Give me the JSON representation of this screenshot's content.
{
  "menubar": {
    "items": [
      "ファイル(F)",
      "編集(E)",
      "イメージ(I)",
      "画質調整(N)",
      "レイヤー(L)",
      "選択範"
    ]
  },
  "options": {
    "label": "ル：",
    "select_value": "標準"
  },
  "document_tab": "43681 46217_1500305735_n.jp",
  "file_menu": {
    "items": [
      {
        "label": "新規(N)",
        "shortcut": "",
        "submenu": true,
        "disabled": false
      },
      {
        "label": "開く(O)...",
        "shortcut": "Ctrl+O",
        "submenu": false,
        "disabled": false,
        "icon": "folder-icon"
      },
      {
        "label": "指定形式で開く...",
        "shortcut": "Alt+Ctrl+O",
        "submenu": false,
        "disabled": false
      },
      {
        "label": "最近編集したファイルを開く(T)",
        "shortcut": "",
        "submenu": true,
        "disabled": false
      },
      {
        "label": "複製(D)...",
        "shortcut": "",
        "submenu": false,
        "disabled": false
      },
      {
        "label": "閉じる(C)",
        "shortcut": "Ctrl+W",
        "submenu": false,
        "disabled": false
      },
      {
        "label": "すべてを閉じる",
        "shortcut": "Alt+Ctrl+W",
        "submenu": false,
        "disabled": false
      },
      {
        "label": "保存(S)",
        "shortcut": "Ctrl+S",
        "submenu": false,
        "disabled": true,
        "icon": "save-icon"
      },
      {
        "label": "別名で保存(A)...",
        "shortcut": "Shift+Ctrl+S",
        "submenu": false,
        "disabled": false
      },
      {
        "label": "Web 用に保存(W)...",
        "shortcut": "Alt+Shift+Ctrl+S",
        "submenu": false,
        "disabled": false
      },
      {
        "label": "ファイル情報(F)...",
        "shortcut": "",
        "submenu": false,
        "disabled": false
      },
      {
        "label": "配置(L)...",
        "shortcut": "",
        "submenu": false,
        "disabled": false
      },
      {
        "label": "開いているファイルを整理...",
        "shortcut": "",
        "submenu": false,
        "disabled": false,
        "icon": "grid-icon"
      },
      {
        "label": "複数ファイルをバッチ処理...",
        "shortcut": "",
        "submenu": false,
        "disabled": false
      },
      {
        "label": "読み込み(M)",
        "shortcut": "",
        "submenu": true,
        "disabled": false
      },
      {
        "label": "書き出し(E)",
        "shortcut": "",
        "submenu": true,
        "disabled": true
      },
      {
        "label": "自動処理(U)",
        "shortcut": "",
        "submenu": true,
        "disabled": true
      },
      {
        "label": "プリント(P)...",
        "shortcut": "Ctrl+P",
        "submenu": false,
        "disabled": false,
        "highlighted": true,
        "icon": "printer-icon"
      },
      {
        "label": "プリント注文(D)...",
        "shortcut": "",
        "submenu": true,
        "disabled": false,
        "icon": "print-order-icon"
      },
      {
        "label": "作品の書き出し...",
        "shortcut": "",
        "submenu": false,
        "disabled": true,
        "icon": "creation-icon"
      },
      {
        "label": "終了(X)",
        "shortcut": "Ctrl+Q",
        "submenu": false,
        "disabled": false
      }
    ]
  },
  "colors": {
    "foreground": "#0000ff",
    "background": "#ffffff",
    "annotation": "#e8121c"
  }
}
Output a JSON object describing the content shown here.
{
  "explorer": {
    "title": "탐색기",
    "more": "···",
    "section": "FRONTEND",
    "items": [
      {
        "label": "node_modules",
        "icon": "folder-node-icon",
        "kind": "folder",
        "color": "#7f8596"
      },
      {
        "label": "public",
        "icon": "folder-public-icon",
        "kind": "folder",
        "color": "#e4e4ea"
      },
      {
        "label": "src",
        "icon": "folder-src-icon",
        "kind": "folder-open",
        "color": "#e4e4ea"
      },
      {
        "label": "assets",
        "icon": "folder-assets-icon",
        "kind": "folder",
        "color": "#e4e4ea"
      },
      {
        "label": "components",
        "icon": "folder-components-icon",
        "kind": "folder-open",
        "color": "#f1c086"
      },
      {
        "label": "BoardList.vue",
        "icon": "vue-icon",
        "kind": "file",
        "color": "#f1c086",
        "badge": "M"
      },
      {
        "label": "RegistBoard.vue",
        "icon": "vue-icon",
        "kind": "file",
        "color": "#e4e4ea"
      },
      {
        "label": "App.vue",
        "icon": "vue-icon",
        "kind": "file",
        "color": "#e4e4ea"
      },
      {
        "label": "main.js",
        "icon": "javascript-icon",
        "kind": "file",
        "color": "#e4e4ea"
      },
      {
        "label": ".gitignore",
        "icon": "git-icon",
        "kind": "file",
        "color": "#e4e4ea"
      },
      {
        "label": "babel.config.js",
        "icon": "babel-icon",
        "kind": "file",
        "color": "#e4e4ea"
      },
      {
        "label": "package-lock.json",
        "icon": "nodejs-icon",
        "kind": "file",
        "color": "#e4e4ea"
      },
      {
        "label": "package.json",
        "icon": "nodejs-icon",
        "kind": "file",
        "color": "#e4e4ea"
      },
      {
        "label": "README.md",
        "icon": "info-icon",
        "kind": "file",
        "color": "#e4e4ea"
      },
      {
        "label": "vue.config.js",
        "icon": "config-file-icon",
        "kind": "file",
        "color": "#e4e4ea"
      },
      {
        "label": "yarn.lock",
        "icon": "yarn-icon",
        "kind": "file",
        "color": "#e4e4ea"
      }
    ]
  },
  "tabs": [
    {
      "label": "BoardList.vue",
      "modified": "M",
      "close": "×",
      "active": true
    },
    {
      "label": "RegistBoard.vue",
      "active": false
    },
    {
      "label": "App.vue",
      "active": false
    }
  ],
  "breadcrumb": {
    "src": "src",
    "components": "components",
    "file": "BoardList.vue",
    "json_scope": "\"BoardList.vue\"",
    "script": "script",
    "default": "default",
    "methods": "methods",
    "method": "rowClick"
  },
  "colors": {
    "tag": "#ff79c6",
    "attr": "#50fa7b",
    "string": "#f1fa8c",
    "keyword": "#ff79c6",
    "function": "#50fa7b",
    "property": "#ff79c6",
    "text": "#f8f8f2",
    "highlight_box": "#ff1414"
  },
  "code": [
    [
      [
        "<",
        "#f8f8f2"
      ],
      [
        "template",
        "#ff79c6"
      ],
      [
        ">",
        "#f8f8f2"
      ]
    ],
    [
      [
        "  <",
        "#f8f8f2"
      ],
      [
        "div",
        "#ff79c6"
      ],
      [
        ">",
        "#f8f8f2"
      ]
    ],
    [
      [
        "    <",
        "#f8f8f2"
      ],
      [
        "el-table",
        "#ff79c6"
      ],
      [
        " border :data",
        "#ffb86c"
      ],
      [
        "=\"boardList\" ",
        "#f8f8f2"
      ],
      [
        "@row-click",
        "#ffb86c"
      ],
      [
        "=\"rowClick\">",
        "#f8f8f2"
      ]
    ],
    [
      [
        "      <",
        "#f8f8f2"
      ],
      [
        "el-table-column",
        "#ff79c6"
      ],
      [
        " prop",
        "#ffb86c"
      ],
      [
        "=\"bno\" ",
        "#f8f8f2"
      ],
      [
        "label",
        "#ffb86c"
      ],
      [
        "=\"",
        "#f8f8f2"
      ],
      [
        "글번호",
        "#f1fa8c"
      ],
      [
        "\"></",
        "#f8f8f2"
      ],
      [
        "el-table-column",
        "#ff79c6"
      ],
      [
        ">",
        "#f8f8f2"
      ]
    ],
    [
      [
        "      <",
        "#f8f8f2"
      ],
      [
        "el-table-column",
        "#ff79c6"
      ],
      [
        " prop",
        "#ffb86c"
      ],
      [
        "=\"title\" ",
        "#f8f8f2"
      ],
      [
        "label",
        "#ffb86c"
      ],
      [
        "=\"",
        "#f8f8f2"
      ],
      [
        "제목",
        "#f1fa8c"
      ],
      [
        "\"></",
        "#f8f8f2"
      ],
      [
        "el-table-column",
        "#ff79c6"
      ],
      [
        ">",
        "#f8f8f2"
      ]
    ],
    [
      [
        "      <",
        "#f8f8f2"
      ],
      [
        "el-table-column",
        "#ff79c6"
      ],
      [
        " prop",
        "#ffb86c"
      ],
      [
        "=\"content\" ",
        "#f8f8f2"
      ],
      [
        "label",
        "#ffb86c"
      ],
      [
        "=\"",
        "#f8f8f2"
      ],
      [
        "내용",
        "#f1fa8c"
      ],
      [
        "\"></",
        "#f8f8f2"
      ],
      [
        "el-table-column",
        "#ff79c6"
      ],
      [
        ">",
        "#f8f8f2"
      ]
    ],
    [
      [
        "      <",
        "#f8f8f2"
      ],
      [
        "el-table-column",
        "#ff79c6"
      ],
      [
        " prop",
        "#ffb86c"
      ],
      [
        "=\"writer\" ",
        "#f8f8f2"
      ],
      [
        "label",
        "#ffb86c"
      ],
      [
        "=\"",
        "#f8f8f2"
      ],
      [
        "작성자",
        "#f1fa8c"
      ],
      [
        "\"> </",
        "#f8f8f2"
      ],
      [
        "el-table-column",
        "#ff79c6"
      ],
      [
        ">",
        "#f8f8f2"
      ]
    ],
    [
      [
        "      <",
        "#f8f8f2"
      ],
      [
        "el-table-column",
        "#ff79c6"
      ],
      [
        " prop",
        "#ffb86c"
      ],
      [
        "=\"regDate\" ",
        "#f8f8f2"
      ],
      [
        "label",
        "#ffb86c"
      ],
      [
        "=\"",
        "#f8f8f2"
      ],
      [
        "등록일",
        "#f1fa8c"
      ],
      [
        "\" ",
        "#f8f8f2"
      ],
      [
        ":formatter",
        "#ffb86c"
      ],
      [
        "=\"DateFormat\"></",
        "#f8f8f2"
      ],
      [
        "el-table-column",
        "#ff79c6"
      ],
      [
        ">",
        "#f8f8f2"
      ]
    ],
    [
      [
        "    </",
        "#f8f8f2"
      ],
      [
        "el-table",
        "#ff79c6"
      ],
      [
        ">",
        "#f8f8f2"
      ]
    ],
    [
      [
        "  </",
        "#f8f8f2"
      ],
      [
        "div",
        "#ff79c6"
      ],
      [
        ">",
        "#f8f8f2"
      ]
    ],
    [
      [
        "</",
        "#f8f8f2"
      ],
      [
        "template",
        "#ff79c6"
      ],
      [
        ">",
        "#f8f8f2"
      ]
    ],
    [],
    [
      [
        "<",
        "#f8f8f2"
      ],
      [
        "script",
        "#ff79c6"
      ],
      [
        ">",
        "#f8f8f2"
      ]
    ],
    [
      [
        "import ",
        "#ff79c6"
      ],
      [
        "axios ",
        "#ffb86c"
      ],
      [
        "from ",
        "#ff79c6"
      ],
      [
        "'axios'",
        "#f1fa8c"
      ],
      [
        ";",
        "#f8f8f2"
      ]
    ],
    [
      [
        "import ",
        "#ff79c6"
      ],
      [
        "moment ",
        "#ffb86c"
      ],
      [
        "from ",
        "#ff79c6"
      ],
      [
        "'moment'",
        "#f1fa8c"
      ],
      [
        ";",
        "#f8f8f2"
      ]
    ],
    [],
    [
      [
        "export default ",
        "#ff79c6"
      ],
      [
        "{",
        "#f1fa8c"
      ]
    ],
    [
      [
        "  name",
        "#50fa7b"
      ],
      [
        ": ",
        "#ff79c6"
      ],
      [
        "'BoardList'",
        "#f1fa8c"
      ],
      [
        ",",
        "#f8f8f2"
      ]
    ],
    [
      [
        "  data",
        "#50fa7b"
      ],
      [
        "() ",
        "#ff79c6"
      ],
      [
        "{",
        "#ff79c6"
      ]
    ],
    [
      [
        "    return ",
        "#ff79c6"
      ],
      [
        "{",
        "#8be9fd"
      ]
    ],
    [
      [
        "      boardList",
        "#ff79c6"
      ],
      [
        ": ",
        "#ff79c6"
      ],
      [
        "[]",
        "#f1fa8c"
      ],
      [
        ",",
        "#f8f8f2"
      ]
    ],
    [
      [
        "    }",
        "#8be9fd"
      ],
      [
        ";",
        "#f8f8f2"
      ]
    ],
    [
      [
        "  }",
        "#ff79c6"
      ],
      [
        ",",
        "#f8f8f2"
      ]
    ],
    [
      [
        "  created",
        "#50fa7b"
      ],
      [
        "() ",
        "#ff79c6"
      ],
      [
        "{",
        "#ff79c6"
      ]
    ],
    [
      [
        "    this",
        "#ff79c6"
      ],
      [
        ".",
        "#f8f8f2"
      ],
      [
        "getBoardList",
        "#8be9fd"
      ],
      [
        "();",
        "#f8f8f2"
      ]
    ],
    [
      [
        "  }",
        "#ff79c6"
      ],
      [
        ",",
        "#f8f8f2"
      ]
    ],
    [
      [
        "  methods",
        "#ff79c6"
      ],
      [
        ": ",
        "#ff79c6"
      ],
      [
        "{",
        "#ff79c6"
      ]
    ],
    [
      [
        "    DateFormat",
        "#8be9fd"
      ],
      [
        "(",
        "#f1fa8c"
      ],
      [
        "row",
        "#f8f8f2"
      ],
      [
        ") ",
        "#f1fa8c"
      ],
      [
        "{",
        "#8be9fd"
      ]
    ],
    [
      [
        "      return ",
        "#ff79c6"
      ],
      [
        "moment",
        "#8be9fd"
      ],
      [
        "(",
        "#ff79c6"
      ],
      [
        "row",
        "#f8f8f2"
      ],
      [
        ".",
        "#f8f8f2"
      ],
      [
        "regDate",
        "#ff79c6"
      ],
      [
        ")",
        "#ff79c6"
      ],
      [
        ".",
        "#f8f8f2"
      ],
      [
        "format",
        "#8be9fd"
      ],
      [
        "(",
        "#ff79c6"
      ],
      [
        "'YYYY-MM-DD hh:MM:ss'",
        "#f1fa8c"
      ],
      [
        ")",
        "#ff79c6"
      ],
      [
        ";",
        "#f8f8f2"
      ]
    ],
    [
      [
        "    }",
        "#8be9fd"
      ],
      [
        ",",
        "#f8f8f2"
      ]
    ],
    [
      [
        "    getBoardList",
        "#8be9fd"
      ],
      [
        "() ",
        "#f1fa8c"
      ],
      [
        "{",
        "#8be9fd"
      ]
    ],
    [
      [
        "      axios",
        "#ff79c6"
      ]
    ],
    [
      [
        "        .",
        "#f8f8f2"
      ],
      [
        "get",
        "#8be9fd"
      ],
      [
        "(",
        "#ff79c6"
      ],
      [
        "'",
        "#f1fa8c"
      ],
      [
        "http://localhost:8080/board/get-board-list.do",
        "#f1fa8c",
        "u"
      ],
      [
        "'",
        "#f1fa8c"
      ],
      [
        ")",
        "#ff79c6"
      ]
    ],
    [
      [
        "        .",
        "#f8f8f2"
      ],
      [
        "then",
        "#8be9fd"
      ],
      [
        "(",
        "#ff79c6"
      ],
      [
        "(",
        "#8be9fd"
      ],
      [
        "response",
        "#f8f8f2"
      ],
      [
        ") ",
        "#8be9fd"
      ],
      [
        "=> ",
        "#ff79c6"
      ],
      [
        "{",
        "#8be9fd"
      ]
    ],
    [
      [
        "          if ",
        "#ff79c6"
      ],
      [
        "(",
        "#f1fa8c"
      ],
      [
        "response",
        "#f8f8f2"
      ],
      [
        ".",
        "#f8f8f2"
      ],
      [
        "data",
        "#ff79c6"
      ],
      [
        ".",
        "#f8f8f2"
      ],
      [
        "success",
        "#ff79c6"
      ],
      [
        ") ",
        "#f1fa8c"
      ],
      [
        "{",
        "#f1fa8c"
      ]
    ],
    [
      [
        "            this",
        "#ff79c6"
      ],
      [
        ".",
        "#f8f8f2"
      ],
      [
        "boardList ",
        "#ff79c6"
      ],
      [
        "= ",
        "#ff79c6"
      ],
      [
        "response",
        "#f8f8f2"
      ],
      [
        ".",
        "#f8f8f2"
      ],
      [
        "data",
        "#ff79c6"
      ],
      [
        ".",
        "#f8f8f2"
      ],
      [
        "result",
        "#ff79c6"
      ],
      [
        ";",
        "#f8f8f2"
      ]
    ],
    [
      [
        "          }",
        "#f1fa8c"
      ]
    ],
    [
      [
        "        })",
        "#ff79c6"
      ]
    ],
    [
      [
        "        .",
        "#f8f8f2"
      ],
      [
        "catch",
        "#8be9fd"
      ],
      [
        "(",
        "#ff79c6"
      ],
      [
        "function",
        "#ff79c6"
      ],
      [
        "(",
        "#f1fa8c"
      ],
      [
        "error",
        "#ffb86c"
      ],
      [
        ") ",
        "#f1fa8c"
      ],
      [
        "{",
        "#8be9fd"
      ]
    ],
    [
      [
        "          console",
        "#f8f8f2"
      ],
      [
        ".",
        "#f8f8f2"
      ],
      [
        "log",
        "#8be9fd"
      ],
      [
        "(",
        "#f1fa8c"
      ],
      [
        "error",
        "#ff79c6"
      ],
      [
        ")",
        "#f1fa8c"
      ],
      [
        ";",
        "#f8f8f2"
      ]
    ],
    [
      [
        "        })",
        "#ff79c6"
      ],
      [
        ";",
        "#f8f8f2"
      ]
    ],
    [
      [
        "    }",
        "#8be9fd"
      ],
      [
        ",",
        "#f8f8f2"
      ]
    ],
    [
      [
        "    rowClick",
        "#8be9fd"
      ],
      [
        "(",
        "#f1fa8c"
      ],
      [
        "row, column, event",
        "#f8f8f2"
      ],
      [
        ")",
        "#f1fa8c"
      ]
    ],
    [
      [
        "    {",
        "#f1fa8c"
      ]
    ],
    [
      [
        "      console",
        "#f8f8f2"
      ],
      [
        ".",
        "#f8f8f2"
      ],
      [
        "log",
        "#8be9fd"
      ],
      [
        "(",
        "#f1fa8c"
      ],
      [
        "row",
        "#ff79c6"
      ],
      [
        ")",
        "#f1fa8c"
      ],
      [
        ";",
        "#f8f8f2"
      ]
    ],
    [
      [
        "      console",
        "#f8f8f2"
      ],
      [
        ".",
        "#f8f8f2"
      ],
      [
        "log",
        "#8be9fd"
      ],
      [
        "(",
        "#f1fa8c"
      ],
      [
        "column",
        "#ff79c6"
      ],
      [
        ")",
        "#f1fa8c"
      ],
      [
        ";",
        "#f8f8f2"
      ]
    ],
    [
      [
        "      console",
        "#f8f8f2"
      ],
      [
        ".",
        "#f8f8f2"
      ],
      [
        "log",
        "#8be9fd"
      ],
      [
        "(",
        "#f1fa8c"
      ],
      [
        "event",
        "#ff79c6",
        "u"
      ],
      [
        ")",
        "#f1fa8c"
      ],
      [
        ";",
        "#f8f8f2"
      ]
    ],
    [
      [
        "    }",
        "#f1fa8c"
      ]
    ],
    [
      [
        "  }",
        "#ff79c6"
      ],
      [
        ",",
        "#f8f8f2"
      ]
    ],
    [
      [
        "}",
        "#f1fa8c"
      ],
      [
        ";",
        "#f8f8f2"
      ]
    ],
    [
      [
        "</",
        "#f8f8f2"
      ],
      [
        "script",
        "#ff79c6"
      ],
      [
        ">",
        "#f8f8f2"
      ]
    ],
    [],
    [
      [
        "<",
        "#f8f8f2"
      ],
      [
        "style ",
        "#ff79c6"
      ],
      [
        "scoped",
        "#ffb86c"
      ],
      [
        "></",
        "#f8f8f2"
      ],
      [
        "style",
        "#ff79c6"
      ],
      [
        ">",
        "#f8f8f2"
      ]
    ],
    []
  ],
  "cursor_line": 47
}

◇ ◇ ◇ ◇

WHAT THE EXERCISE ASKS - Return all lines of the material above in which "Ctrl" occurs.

OUTPUT FOR THIS TASK -
        "shortcut": "Ctrl+O",
        "shortcut": "Alt+Ctrl+O",
        "shortcut": "Ctrl+W",
        "shortcut": "Alt+Ctrl+W",
        "shortcut": "Ctrl+S",
        "shortcut": "Shift+Ctrl+S",
        "shortcut": "Alt+Shift+Ctrl+S",
        "shortcut": "Ctrl+P",
        "shortcut": "Ctrl+Q",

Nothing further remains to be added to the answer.